“The films come in many styles,” said Doc/Fest Film Programmer Hussain Currimbhoy,

“What did really strike me was despite how digital everyone is going, the films were really more cinematic then ever this year. Filmmakers are imagining their films playing in cinemas again.

“Documentaries are playing in cinemas more than ever before in the UK and I hope this year even more doc/fest films get into cinemas after the festival.

“Last year I was over the moon to see so many titles like ‘The Interrupters’, ‘Calvet’, ‘Sound it Out’, ‘Senna’ and the like go into distribution after the festival and find their audiences.

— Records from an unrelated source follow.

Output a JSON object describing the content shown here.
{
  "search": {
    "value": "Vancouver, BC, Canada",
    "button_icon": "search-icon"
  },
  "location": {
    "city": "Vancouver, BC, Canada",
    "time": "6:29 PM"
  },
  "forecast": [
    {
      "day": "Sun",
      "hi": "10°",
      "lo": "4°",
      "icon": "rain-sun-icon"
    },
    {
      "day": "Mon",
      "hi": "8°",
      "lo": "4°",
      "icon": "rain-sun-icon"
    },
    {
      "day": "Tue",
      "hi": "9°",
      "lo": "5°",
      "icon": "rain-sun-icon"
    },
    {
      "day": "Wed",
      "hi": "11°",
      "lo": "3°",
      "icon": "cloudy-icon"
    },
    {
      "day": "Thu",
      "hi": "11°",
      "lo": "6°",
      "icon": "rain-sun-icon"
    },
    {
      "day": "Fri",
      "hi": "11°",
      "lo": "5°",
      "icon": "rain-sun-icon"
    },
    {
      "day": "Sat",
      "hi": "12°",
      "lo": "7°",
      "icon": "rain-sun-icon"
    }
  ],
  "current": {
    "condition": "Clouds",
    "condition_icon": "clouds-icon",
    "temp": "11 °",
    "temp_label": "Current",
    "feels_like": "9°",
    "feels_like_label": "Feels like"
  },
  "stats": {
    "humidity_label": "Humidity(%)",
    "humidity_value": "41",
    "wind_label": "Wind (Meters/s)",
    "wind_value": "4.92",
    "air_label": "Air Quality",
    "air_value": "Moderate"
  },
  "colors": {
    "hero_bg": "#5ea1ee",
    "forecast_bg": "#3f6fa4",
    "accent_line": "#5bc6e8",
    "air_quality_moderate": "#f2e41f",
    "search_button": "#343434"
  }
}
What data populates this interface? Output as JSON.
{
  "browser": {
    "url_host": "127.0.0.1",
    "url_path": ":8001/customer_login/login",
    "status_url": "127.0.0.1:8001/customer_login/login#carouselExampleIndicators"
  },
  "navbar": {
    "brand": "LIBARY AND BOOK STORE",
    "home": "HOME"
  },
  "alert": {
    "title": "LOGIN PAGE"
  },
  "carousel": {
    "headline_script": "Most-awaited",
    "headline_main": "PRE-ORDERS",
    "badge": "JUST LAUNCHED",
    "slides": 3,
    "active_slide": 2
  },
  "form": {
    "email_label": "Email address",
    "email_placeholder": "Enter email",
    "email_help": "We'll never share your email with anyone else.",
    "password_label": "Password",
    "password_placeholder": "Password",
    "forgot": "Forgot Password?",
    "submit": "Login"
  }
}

“There is always that strange voodoo that happens when you see a film at a festival and the buzz and energy around it is so huge you feel like you are drunk on it.

“That can play into the hands of a distributor, but not always. What links the above-mentioned films are great stories and a good director’s aesthetic. I hope the audience sees the same qualities in this year’s programme.”

Back for a 19th year in Sheffield, Doc/Fest will again take over the city’s cinemas, theatres and art galleries – with four days of free outdoor screenings at the Howard Street screen.

The festival opens with two extraordinary musically-connected events.

From The Sea To The Land Beyond (Crucible Theatre, Wednesday, June 13, 6.15pm), made by British filmmaker Penny Woolcock and produced by Sheffield Doc/Fest and Crossover, gets its world premiere.

It features over 100 years of BFI National Archive footage of Britain and its coastline, with a live musical score composed and performed by British Sea Power.

It was commissioned by The Space, the new on-demand digital arts service developed by the Arts Council in partnership with the BBC, and Doc/Fest fans will be able to edit favourite coastal clips and British Sea Power tracks on-line to create a personalised video postcard.

Searching for Sugar Man (Showroom Cinema, Wednesday, June 13, 8.30pm, then June 14, 6.15pm) wowed audiences at the Sundance Film Festival in January. The opening night film is the uplifting story of the rediscovery of Sixto Rodriguez – an American-Mexican musical genius from the early 1970s who mysteriously disappeared into oblivion.

He will attend this European premiere with film-maker Malik Bendjelloul.

Other names to look out for at this year’s Doc/Fest include Julien Temple (Showroom, Saturday, June 16, 7.45pm), the director of Glastopia, and a look at punk poet legend John Cooper Clarke (Showroom, Sunday, June 17, 6.15pm) in Evidently, which includes vintage footage of The Leadmill along with an interview with Jarvis Cocker.

Tim Poole, who became an overnight online phenomenon, will be in conversation with filmmaker Emily Bell for Occupy Wall Street: Livestream This! (Crucible Studio, Saturday, June 16, 2.15pm) where he will talk about his live stream which drew more than 20,000 simultaneous viewers and 250,000 unique visitors throughout the course of the day.

Full programme details are available at www.sheffdocfest.com